He has always been a leader…usually in good ways. He earned the rank of Eagle Scout at age 14 and went on to earn a total of 72 merit badges. He served five months as a page for the United States House of Representatives while he lived in D.C and attended Page School at the Library of Congress his junior year of high school. He was an excellent student. He earned an ROTC scholarship to the University of Oklahoma but decided to join the USMC and served five years as a Marine with two tours in Afghanistan. He still serves in the USMC as a reservist and was recently promoted to Staff Sargent. David will be attending Warrant Officer School next January. My dad, who was a Naval Officer, would be very proud.
David is kind and compassionate. Of course, he likes to blow things up and play with artillery, two things the military allows him to do regularly. But when dealing with hurting people, he is patient and loving. David has been through hard things. He was part of the Dark Horse Unit which lost more men than any other unit since Iwo Jima. He lost many good buddies during that tour. And in the years since he has helped many men and women who struggle with Post Traumatic Stress. He shares his own experience, strength, and hope with others walking the hard things. He is part of Survivors, a clean and sober motorcycle club which focuses of serving others.
He was a rock for me when his younger brother died. David gave me all the hugs I wanted. He was willing to help and serve others even as he was grieving. He helped Ron and our younger sons clean out Andrew’s apartment just a day after learning of his brother’s death. He helped plan the Scout Color Guard that was part of the memorial service and helped choose the music for the slide show. Johnny Cash, of course.
He works hard and with integrity. He plays hard, too.

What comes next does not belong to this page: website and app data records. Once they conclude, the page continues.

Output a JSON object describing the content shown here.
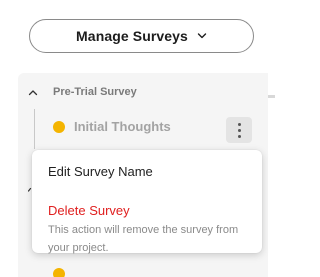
{
  "header": {
    "manage_label": "Manage Surveys",
    "chevron_icon": "chevron-down-icon"
  },
  "sidebar": {
    "group": {
      "label": "Pre-Trial Survey",
      "caret_icon": "chevron-up-icon",
      "items": [
        {
          "label": "Initial Thoughts",
          "status_color": "#f4b400",
          "menu_icon": "kebab-menu-icon"
        }
      ]
    }
  },
  "context_menu": {
    "edit_label": "Edit Survey Name",
    "delete_label": "Delete Survey",
    "delete_description": "This action will remove the survey from your project.",
    "delete_color": "#e02020"
  }
}
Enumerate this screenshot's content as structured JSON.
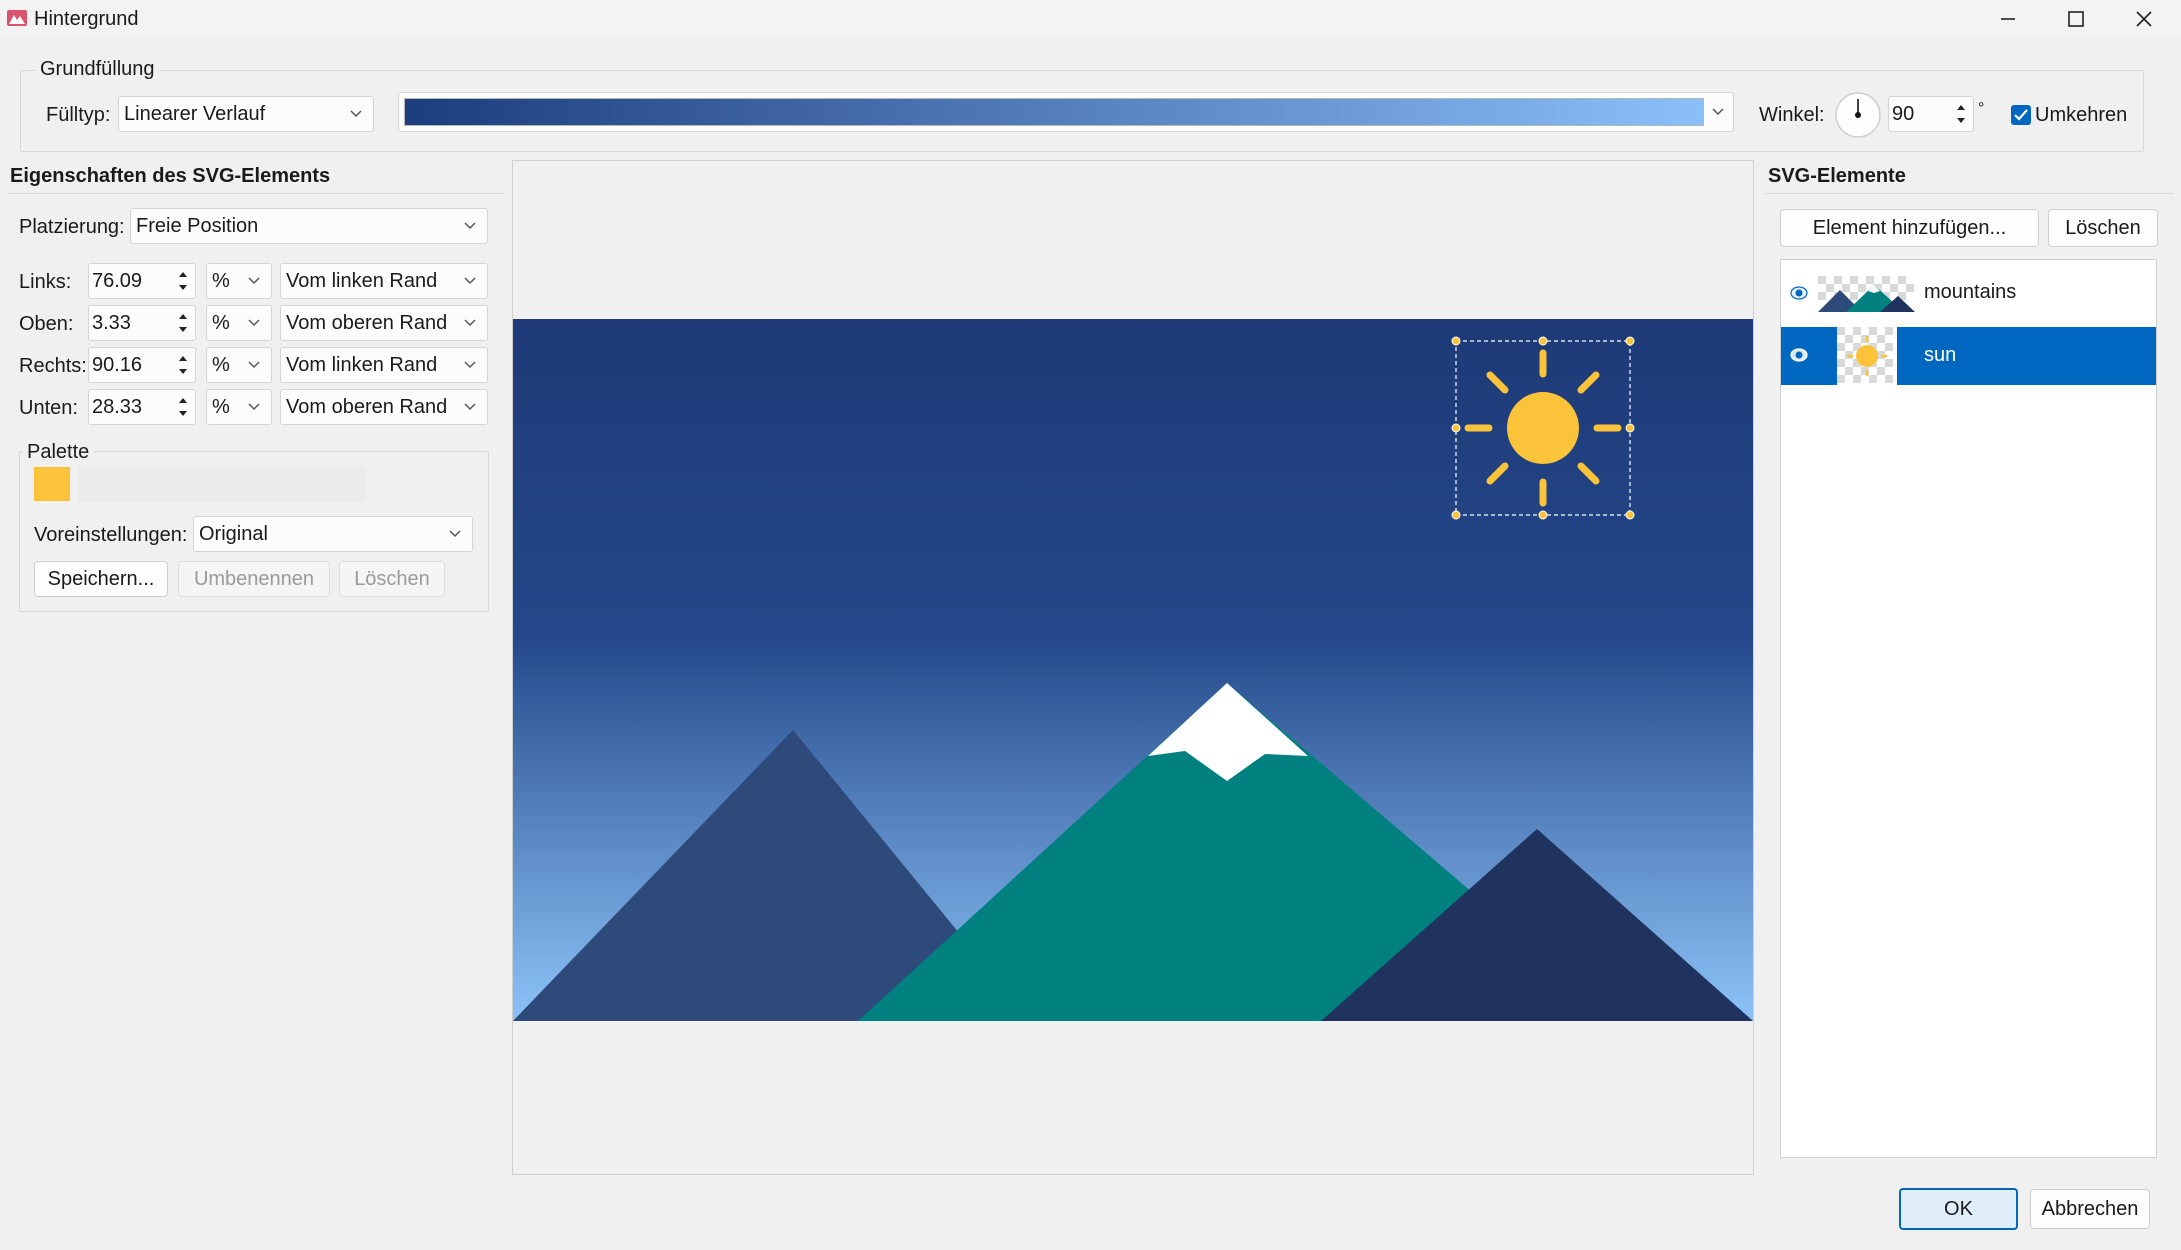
{
  "window": {
    "title": "Hintergrund"
  },
  "fill": {
    "group_label": "Grundfüllung",
    "type_label": "Fülltyp:",
    "type_value": "Linearer Verlauf",
    "gradient_start": "#1d3d7c",
    "gradient_end": "#8ac0f8",
    "angle_label": "Winkel:",
    "angle_value": "90",
    "angle_unit": "°",
    "reverse_label": "Umkehren",
    "reverse_checked": true
  },
  "props": {
    "title": "Eigenschaften des SVG-Elements",
    "placement_label": "Platzierung:",
    "placement_value": "Freie Position",
    "rows": [
      {
        "label": "Links:",
        "value": "76.09",
        "unit": "%",
        "ref": "Vom linken Rand"
      },
      {
        "label": "Oben:",
        "value": "3.33",
        "unit": "%",
        "ref": "Vom oberen Rand"
      },
      {
        "label": "Rechts:",
        "value": "90.16",
        "unit": "%",
        "ref": "Vom linken Rand"
      },
      {
        "label": "Unten:",
        "value": "28.33",
        "unit": "%",
        "ref": "Vom oberen Rand"
      }
    ],
    "palette": {
      "label": "Palette",
      "swatch_color": "#fbc33a",
      "presets_label": "Voreinstellungen:",
      "presets_value": "Original",
      "save_label": "Speichern...",
      "rename_label": "Umbenennen",
      "delete_label": "Löschen"
    }
  },
  "preview": {
    "sky_top": "#1e3a77",
    "sky_bottom": "#8cc3f7",
    "mountain_left": "#2d4a7a",
    "mountain_center": "#00807f",
    "mountain_right": "#1f335e",
    "snow": "#ffffff",
    "sun": "#fbc33a"
  },
  "elements": {
    "title": "SVG-Elemente",
    "add_label": "Element hinzufügen...",
    "delete_label": "Löschen",
    "items": [
      {
        "name": "mountains",
        "visible": true,
        "selected": false
      },
      {
        "name": "sun",
        "visible": true,
        "selected": true
      }
    ]
  },
  "footer": {
    "ok_label": "OK",
    "cancel_label": "Abbrechen"
  }
}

I’m glad he often tells me about his adventures after the fact.
I could go on and on about my son and how proud I am of him. But I’ll save the rest to tell him privately.
Happy Birthday to my oldest son. I love you.